Casado has been dragging the party toward more conservative ground and calling for a stronger stance on Catalan separatism. The goal is to prevent a flood of votes going to the center-right Citizens party, perceived as tougher on the Catalonia issue, and the far-right Vox.
ALBERT RIVERA The 39-year-old Rivera is anything but shy. A university debate champion and water polo player in his youth, Rivera made his debut in politics in 2006 at age 27 by posing nude for a campaign poster.
He has since led Citizens. It began as a tiny party in Barcelona, created to fight the local Catalan secessionist movement, and it has now spread across Spain. Presenting himself as a champion of the free market, Rivera's party has tried to carve out a space in the center of Spanish politics, enticing voters from both the Socialists and the Popular Party.
Citizens' newcomer status is now threatened by the upstart Vox, which is also luring conservative voters. PABLO IGLESIAS Iglesias was tipped to lead a leftist takeover of Spain in 2015. Now, the ponytailed former TV politics commentator is struggling to keep his far-left United We Can party from breaking apart.
United We Can has been wracked by in-fighting among its leaders and the polls show it may pay a heavy price. After returning from paternity leave to care for his premature twins he had with party No. 2 Irene Montero, the 40-year-old Iglesias is trying to rekindle the indignation of the jobless and those most hurt by austerity measures.
Sánchez may need to rely on Iglesias for support in a coalition.
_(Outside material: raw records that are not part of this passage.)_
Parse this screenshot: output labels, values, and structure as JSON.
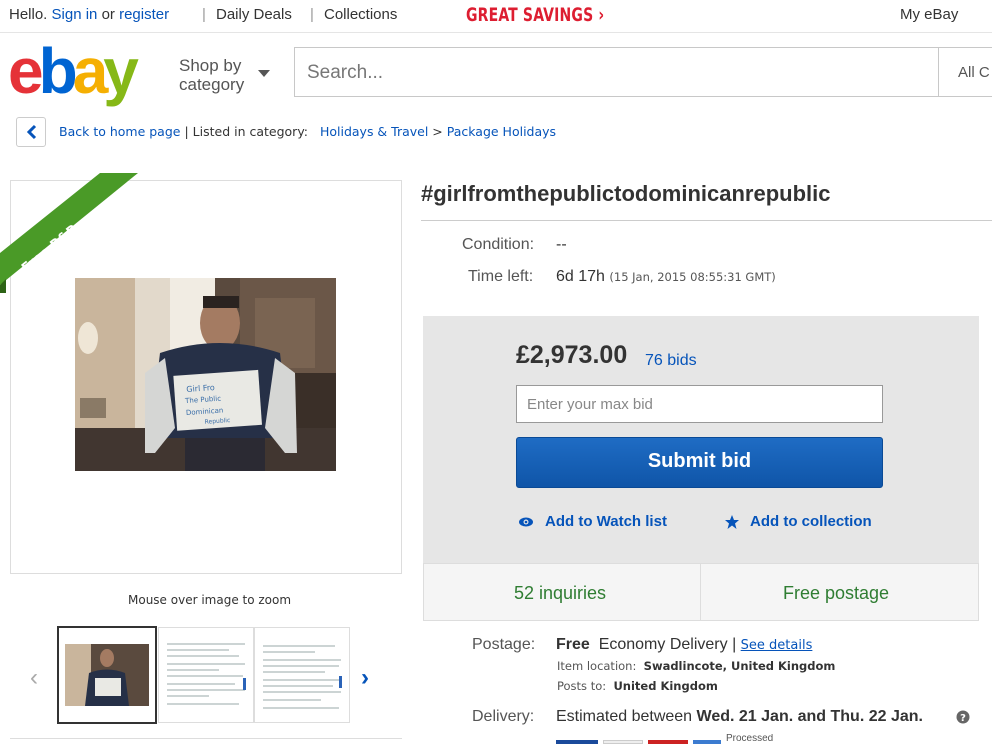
{
  "topbar": {
    "hello": "Hello.",
    "sign_in": "Sign in",
    "or": "or",
    "register": "register",
    "daily_deals": "Daily Deals",
    "collections": "Collections",
    "great_savings": "GREAT SAVINGS ›",
    "my_ebay": "My eBay"
  },
  "header": {
    "logo": "ebay",
    "shop_by_1": "Shop by",
    "shop_by_2": "category",
    "search_placeholder": "Search...",
    "all_categories": "All C"
  },
  "breadcrumb": {
    "back": "Back to home page",
    "listed": "| Listed in category:",
    "cat1": "Holidays & Travel",
    "sep": ">",
    "cat2": "Package Holidays"
  },
  "gallery": {
    "ribbon": "Free P&P",
    "zoom_hint": "Mouse over image to zoom",
    "sign_text": "Girl Fro The Public Dominican Republic"
  },
  "item": {
    "title": "#girlfromthepublictodominicanrepublic",
    "condition_label": "Condition:",
    "condition_value": "--",
    "time_left_label": "Time left:",
    "time_left_value": "6d 17h",
    "time_left_end": "(15 Jan, 2015   08:55:31 GMT)"
  },
  "bid": {
    "price": "£2,973.00",
    "bids": "76 bids",
    "max_bid_placeholder": "Enter your max bid",
    "submit": "Submit bid",
    "watch": "Add to Watch list",
    "collection": "Add to collection",
    "inquiries": "52 inquiries",
    "free_postage": "Free postage"
  },
  "postage": {
    "label": "Postage:",
    "free": "Free",
    "method": "Economy Delivery |",
    "see_details": "See details",
    "location_label": "Item location:",
    "location": "Swadlincote, United Kingdom",
    "posts_label": "Posts to:",
    "posts_to": "United Kingdom"
  },
  "delivery": {
    "label": "Delivery:",
    "estimated": "Estimated between",
    "dates": "Wed. 21 Jan. and Thu. 22 Jan.",
    "partial_text": "Processed"
  },
  "colors": {
    "link": "#0654ba",
    "red": "#dd1e31",
    "submit": "#1561b9",
    "green": "#2f7d32",
    "ribbon": "#4a9a27"
  }
}
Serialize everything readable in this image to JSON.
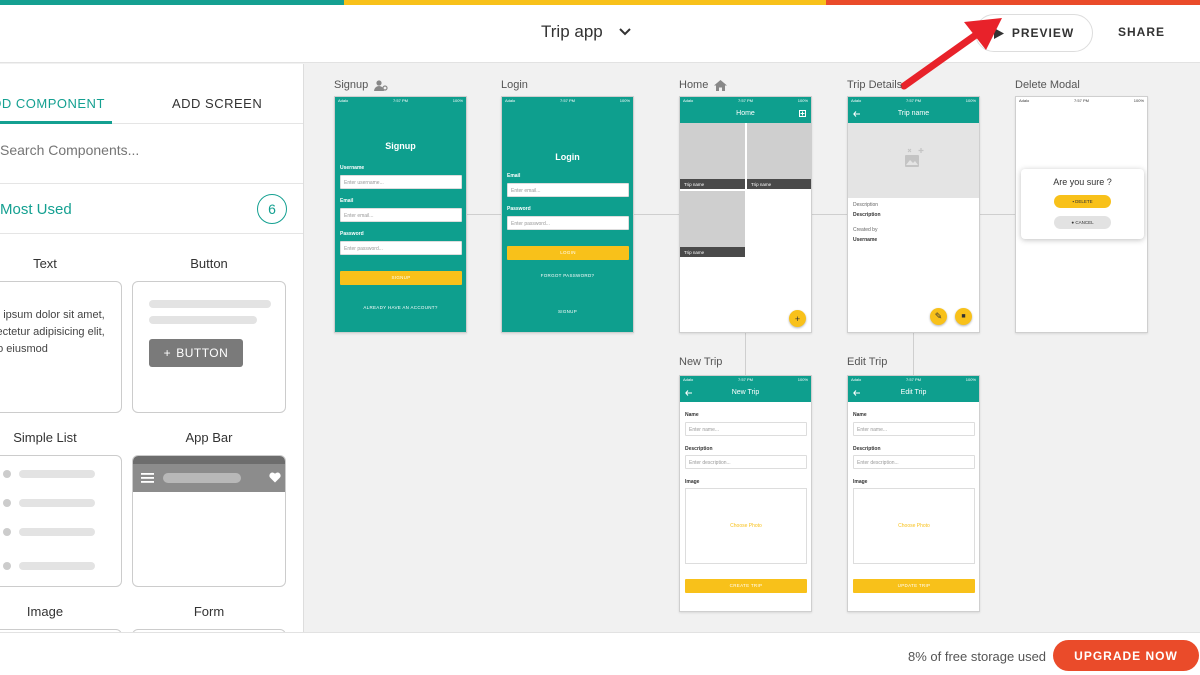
{
  "colors": {
    "accent": "#14a091",
    "brand_teal": "#0e9f8e",
    "yellow": "#f8c11a",
    "upgrade": "#ea4b2a",
    "bar_green": "#14a091",
    "bar_yellow": "#f8c11a",
    "bar_orange": "#ea4b2a"
  },
  "header": {
    "title": "Trip app",
    "preview_label": "PREVIEW",
    "share_label": "SHARE"
  },
  "sidebar": {
    "tabs": [
      {
        "label": "DD COMPONENT"
      },
      {
        "label": "ADD SCREEN"
      }
    ],
    "search_placeholder": "Search Components...",
    "most_used": {
      "label": "Most Used",
      "count": "6"
    },
    "components": [
      {
        "label": "Text",
        "preview_lines": [
          "m ipsum dolor sit amet,",
          "sectetur adipisicing elit,",
          "do eiusmod"
        ]
      },
      {
        "label": "Button",
        "button_text": "BUTTON"
      },
      {
        "label": "Simple List"
      },
      {
        "label": "App Bar"
      },
      {
        "label": "Image"
      },
      {
        "label": "Form"
      }
    ]
  },
  "screens": {
    "signup": {
      "label": "Signup",
      "title": "Signup",
      "username_label": "Username",
      "username_ph": "Enter username...",
      "email_label": "Email",
      "email_ph": "Enter email...",
      "password_label": "Password",
      "password_ph": "Enter password...",
      "button": "SIGNUP",
      "link": "ALREADY HAVE AN ACCOUNT?"
    },
    "login": {
      "label": "Login",
      "title": "Login",
      "email_label": "Email",
      "email_ph": "Enter email...",
      "password_label": "Password",
      "password_ph": "Enter password...",
      "button": "LOGIN",
      "forgot": "FORGOT PASSWORD?",
      "link": "SIGNUP"
    },
    "home": {
      "label": "Home",
      "header": "Home",
      "tile_captions": [
        "Trip name",
        "Trip name",
        "Trip name"
      ]
    },
    "trip_details": {
      "label": "Trip Details",
      "header": "Trip name",
      "desc_label": "Description",
      "desc_value": "Description",
      "created_label": "Created by",
      "created_value": "Username"
    },
    "delete_modal": {
      "label": "Delete Modal",
      "question": "Are you sure ?",
      "delete": "DELETE",
      "cancel": "CANCEL"
    },
    "new_trip": {
      "label": "New Trip",
      "header": "New Trip",
      "name_label": "Name",
      "name_ph": "Enter name...",
      "desc_label": "Description",
      "desc_ph": "Enter description...",
      "image_label": "Image",
      "choose": "Choose Photo",
      "button": "CREATE TRIP"
    },
    "edit_trip": {
      "label": "Edit Trip",
      "header": "Edit Trip",
      "name_label": "Name",
      "name_ph": "Enter name...",
      "desc_label": "Description",
      "desc_ph": "Enter description...",
      "image_label": "Image",
      "choose": "Choose Photo",
      "button": "UPDATE TRIP"
    }
  },
  "status_bar": {
    "carrier": "Adalo",
    "time": "7:57 PM",
    "battery": "100%"
  },
  "footer": {
    "storage": "8% of free storage used",
    "upgrade": "UPGRADE NOW"
  }
}
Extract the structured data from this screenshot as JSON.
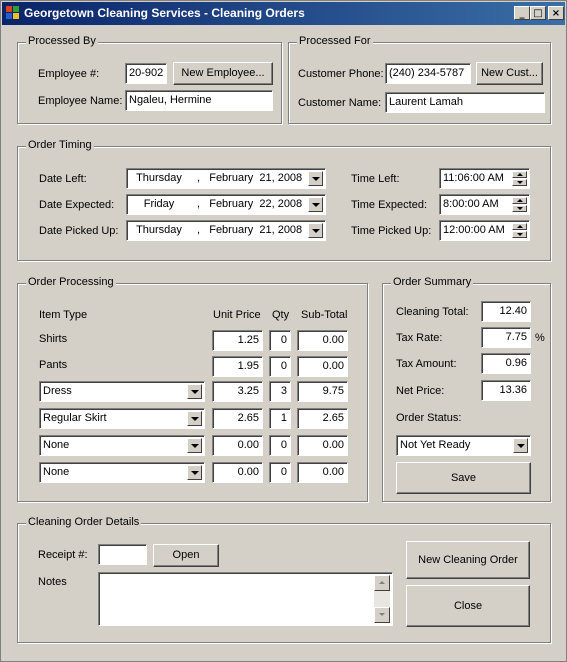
{
  "window": {
    "title": "Georgetown Cleaning Services - Cleaning Orders",
    "controls": {
      "minimize": "_",
      "maximize": "□",
      "close": "×"
    }
  },
  "processed_by": {
    "label": "Processed By",
    "employee_number_label": "Employee #:",
    "employee_number": "20-902",
    "new_employee_button": "New Employee...",
    "employee_name_label": "Employee Name:",
    "employee_name": "Ngaleu, Hermine"
  },
  "processed_for": {
    "label": "Processed For",
    "customer_phone_label": "Customer Phone:",
    "customer_phone": "(240) 234-5787",
    "new_customer_button": "New Cust...",
    "customer_name_label": "Customer Name:",
    "customer_name": "Laurent Lamah"
  },
  "order_timing": {
    "label": "Order Timing",
    "date_left_label": "Date Left:",
    "date_left": {
      "day": "Thursday",
      "rest": ",   February  21, 2008"
    },
    "date_expected_label": "Date Expected:",
    "date_expected": {
      "day": "Friday",
      "rest": ",   February  22, 2008"
    },
    "date_picked_up_label": "Date Picked Up:",
    "date_picked_up": {
      "day": "Thursday",
      "rest": ",   February  21, 2008"
    },
    "time_left_label": "Time Left:",
    "time_left": "11:06:00 AM",
    "time_expected_label": "Time Expected:",
    "time_expected": "8:00:00 AM",
    "time_picked_up_label": "Time Picked Up:",
    "time_picked_up": "12:00:00 AM"
  },
  "order_processing": {
    "label": "Order Processing",
    "headers": {
      "item_type": "Item Type",
      "unit_price": "Unit Price",
      "qty": "Qty",
      "sub_total": "Sub-Total"
    },
    "rows": [
      {
        "item": "Shirts",
        "unit_price": "1.25",
        "qty": "0",
        "sub_total": "0.00"
      },
      {
        "item": "Pants",
        "unit_price": "1.95",
        "qty": "0",
        "sub_total": "0.00"
      },
      {
        "item": "Dress",
        "unit_price": "3.25",
        "qty": "3",
        "sub_total": "9.75"
      },
      {
        "item": "Regular Skirt",
        "unit_price": "2.65",
        "qty": "1",
        "sub_total": "2.65"
      },
      {
        "item": "None",
        "unit_price": "0.00",
        "qty": "0",
        "sub_total": "0.00"
      },
      {
        "item": "None",
        "unit_price": "0.00",
        "qty": "0",
        "sub_total": "0.00"
      }
    ]
  },
  "order_summary": {
    "label": "Order Summary",
    "cleaning_total_label": "Cleaning Total:",
    "cleaning_total": "12.40",
    "tax_rate_label": "Tax Rate:",
    "tax_rate": "7.75",
    "percent_sign": "%",
    "tax_amount_label": "Tax Amount:",
    "tax_amount": "0.96",
    "net_price_label": "Net Price:",
    "net_price": "13.36",
    "order_status_label": "Order Status:",
    "order_status": "Not Yet Ready",
    "save_button": "Save"
  },
  "details": {
    "label": "Cleaning Order Details",
    "receipt_label": "Receipt #:",
    "receipt_value": "",
    "open_button": "Open",
    "notes_label": "Notes",
    "notes_value": "",
    "new_order_button": "New Cleaning Order",
    "close_button": "Close"
  }
}
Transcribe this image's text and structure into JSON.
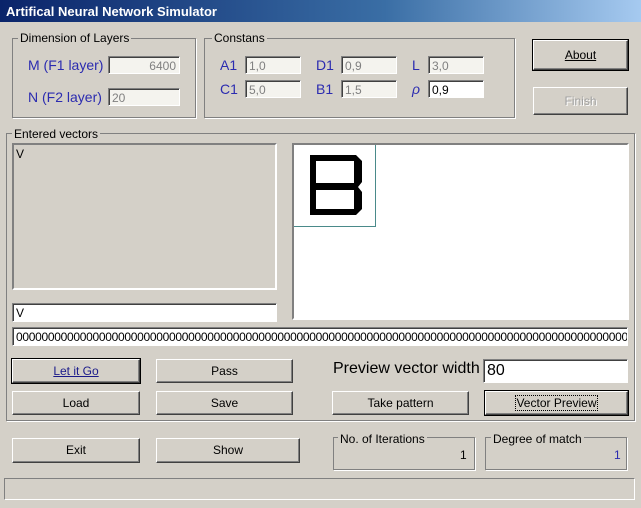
{
  "window": {
    "title": "Artifical Neural Network Simulator"
  },
  "dimensions": {
    "legend": "Dimension of Layers",
    "m_label": "M (F1 layer)",
    "m_value": "6400",
    "n_label": "N (F2 layer)",
    "n_value": "20"
  },
  "constants": {
    "legend": "Constans",
    "a1_label": "A1",
    "a1_value": "1,0",
    "d1_label": "D1",
    "d1_value": "0,9",
    "l_label": "L",
    "l_value": "3,0",
    "c1_label": "C1",
    "c1_value": "5,0",
    "b1_label": "B1",
    "b1_value": "1,5",
    "rho_label": "ρ",
    "rho_value": "0,9"
  },
  "buttons": {
    "about": "About",
    "finish": "Finish",
    "let_it_go": "Let it Go",
    "pass": "Pass",
    "load": "Load",
    "save": "Save",
    "take_pattern": "Take pattern",
    "vector_preview": "Vector Preview",
    "exit": "Exit",
    "show": "Show"
  },
  "vectors": {
    "legend": "Entered vectors",
    "list_items": [
      "V"
    ],
    "name_input": "V",
    "vector_string": "00000000000000000000000000000000000000000000000000000000000000000000000000000000000000000000000000",
    "preview_letter": "B"
  },
  "preview": {
    "width_label": "Preview vector width",
    "width_value": "80"
  },
  "stats": {
    "iterations_label": "No. of Iterations",
    "iterations_value": "1",
    "match_label": "Degree of match",
    "match_value": "1"
  }
}
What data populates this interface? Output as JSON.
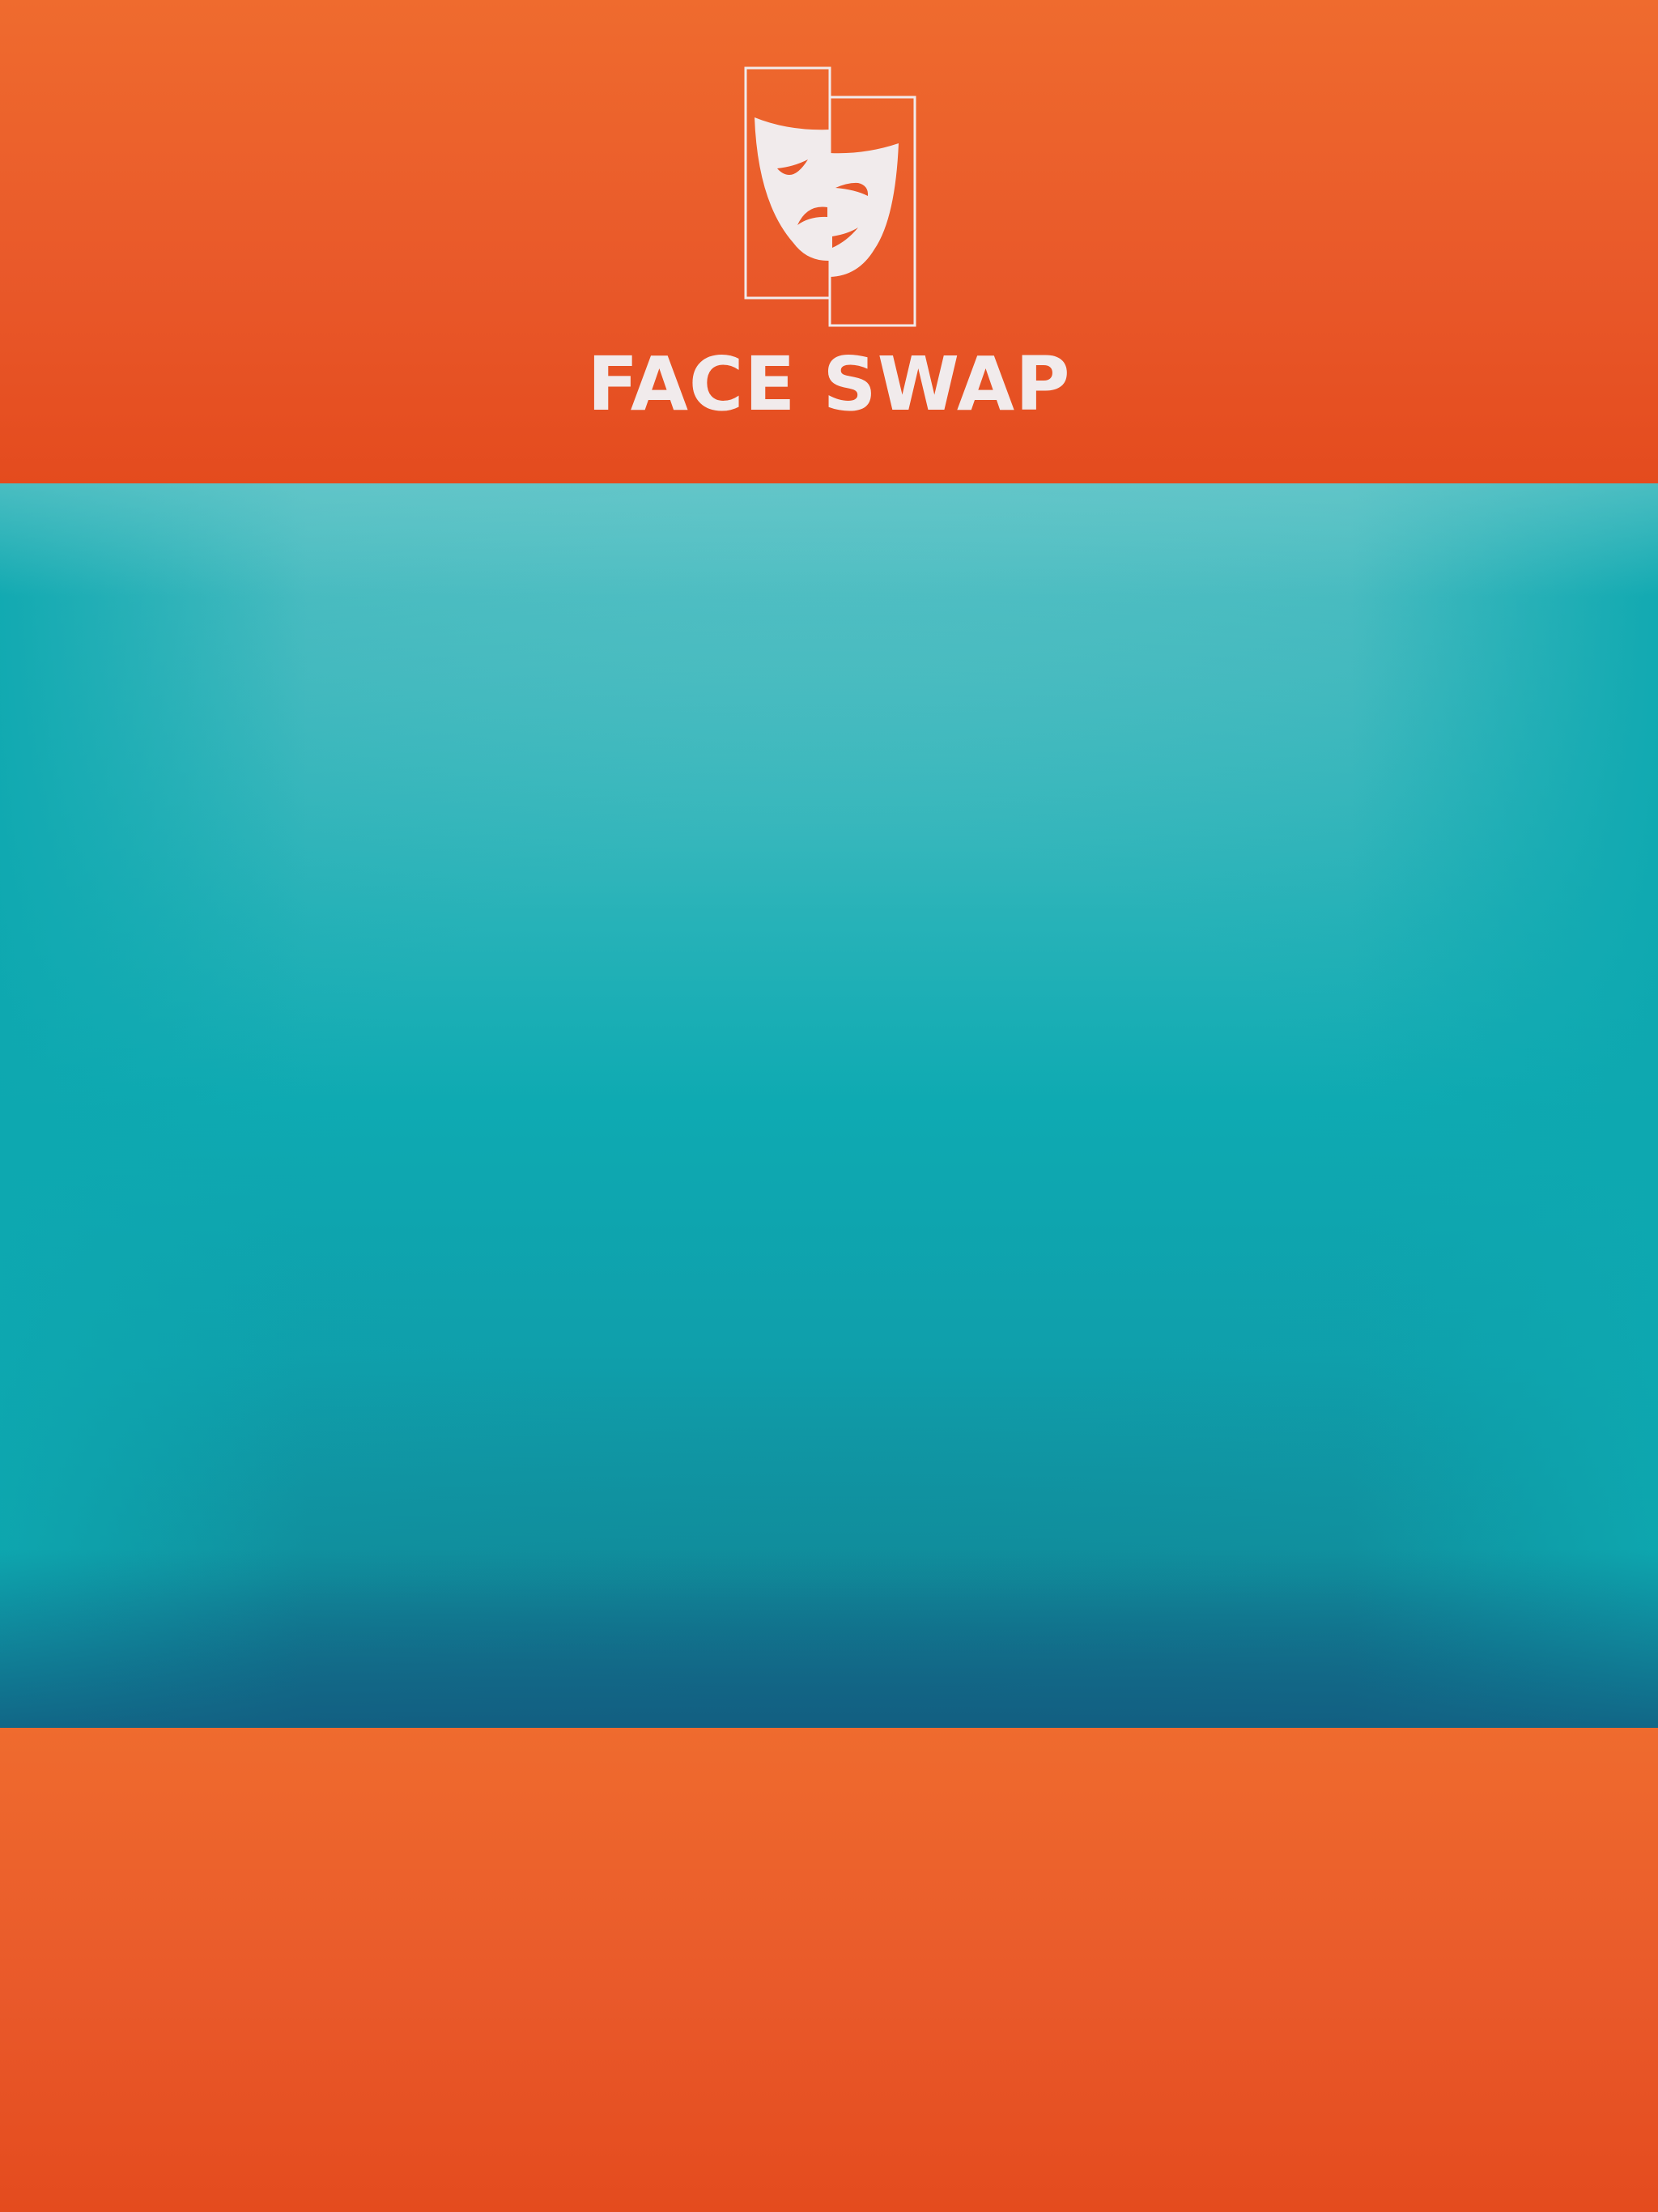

SANTIAGO ABASCAL Abascal is the scion of a family targeted by the now-defunct separatist group ETA in his native Basque region. He made his career as a member of the Popular Party and now hopes he and others from his Vox party will become the first far-right lawmakers to sit in parliament since the 1980s.
The platform of Vox, which means voice in Latin, is to defend Spain from what it says are the dangers of separatism, Muslim immigration, feminism and liberals. The 43-year-old Abascal unapologetically defends hunting, bullfighting and traditional and Catholic family values.
He has said that he wants to "reconquer" Spain, a reference to the 15th-century expulsion of Muslims and Jews from Spanish territory. The pistol-carrying politician has called for dropping strict gun controls.